Citing PatentFiling datePublication dateApplicantTitle
US5220275 *Jul 26, 1991Jun 15, 1993Ericsson Ge Mobile Communication Holding, Inc.Accumulator phase digitizer
US5600661 *Jan 17, 1995Feb 4, 1997Canon Kabushiki KaishaDevice for processing transmitted digital video signal
US7702043 *Dec 2, 2004Apr 20, 2010Mstar Semiconductor, Inc.AM data recovery circuit
CN100495915CDec 28, 2006Jun 3, 2009北京时代民芯科技有限公司;中国航天时代电子公司第七七二研究所CMOS single stabilization circuit
Classifications
U.S. Classification329/300, 329/341, 375/340, 375/328
International ClassificationH04L27/156
Cooperative ClassificationH04L27/1563
European ClassificationH04L27/156A
Legal Events
DateCodeEventDescription
Feb 12, 2002FPExpired due to failure to pay maintenance fee

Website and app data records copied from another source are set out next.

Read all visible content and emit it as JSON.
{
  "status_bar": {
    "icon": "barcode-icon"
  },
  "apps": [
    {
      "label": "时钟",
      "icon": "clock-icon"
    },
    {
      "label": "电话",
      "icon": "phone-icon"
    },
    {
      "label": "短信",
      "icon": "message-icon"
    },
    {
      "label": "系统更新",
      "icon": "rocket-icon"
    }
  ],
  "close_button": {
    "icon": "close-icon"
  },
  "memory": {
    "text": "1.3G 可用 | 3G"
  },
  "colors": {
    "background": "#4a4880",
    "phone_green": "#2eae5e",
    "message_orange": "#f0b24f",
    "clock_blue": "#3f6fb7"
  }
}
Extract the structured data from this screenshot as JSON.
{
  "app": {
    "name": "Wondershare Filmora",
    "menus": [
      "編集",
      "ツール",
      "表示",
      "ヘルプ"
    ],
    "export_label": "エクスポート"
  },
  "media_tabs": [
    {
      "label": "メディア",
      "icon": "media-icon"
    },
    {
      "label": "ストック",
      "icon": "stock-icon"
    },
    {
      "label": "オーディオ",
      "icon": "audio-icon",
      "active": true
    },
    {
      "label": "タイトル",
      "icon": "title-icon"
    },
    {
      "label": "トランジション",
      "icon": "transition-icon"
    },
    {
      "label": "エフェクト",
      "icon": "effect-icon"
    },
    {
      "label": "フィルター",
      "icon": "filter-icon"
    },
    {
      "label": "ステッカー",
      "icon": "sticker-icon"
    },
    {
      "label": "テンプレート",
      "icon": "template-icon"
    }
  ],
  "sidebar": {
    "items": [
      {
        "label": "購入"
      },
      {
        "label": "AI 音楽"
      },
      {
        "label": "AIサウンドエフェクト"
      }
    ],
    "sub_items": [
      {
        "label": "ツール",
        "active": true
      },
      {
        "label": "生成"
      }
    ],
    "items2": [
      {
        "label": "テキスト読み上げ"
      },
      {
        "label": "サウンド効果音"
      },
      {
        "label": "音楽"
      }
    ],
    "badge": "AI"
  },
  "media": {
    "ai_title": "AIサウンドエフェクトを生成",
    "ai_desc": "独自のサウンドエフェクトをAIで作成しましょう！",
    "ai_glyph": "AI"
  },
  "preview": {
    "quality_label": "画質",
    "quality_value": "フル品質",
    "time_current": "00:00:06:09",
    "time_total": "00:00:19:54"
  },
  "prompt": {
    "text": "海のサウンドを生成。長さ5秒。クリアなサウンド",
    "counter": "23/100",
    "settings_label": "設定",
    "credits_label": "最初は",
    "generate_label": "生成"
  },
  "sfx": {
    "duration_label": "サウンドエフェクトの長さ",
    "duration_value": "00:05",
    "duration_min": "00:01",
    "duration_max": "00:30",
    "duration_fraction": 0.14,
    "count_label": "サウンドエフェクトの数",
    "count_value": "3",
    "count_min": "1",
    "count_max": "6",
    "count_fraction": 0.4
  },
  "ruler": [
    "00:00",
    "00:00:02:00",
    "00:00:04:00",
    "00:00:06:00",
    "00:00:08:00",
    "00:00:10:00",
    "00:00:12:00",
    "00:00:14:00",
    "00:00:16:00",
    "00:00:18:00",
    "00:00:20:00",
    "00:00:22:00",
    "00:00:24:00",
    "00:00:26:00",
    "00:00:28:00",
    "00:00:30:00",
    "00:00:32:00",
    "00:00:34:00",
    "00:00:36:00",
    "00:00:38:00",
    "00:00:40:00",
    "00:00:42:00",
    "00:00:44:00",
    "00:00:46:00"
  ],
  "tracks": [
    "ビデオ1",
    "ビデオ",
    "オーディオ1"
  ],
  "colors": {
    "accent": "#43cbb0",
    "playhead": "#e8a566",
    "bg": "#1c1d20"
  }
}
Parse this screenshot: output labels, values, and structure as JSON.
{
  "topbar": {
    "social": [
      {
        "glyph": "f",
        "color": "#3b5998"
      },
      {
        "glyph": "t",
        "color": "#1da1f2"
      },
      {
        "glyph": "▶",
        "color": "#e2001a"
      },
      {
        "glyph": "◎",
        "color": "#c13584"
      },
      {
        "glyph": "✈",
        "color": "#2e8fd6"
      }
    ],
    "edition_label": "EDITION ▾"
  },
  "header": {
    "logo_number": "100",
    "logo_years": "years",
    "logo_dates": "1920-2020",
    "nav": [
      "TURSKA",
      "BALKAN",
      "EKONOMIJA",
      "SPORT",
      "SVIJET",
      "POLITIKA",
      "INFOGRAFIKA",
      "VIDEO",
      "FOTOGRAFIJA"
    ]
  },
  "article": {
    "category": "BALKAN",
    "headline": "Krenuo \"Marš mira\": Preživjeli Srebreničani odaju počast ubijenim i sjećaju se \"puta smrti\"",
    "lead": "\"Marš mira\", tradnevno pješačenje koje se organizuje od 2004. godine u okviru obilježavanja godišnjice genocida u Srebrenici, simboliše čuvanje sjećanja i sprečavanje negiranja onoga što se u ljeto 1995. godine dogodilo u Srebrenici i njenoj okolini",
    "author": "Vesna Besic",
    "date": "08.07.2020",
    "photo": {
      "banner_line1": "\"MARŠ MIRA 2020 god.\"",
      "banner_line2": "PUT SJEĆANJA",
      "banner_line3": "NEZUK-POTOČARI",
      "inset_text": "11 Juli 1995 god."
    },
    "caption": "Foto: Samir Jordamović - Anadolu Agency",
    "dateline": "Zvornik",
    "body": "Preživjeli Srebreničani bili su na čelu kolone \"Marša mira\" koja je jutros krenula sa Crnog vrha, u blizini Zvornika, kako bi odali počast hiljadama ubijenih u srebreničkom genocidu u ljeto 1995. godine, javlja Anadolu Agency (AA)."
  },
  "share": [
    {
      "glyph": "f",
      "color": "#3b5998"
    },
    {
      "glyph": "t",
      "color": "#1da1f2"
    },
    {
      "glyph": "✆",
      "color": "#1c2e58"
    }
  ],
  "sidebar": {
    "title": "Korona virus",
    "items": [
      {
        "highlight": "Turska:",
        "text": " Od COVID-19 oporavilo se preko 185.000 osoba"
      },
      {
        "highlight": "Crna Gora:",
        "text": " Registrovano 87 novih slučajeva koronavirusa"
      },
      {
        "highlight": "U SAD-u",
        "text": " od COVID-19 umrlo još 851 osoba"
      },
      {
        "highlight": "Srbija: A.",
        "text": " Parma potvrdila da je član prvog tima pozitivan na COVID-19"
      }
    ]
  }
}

Effective date: 20011212
Dec 12, 2001LAPSLapse for failure to pay maintenance fees
Jul 3, 2001REMIMaintenance fee reminder mailed
Mar 4, 1997FPAYFee payment
Year of fee payment: 8
Feb 16, 1993FPAYFee payment
Year of fee payment: 4
Jan 27, 1988ASAssignment
Owner name: NEC CORPORATION, 33-1, SHIBA 5-CHOME, MINATO-KU, T
Free format text: ASSIGNMENT OF ASSIGNORS INTEREST.;ASSIGNOR:INOUE, TAKETOSHI;REEL/FRAME:004835/0999
Effective date: 19880119
Owner name: NEC CORPORATION,JAPAN
Free format text: ASSIGNMENT OF ASSIGNORS INTEREST;ASSIGNOR:INOUE, TAKETOSHI;REEL/FRAME:4835/999
Free format text: ASSIGNMENT OF ASSIGNORS INTEREST;ASSIGNOR:INOUE, TAKETOSHI;REEL/FRAME:004835/0999
Owner name: NEC CORPORATION, JAPAN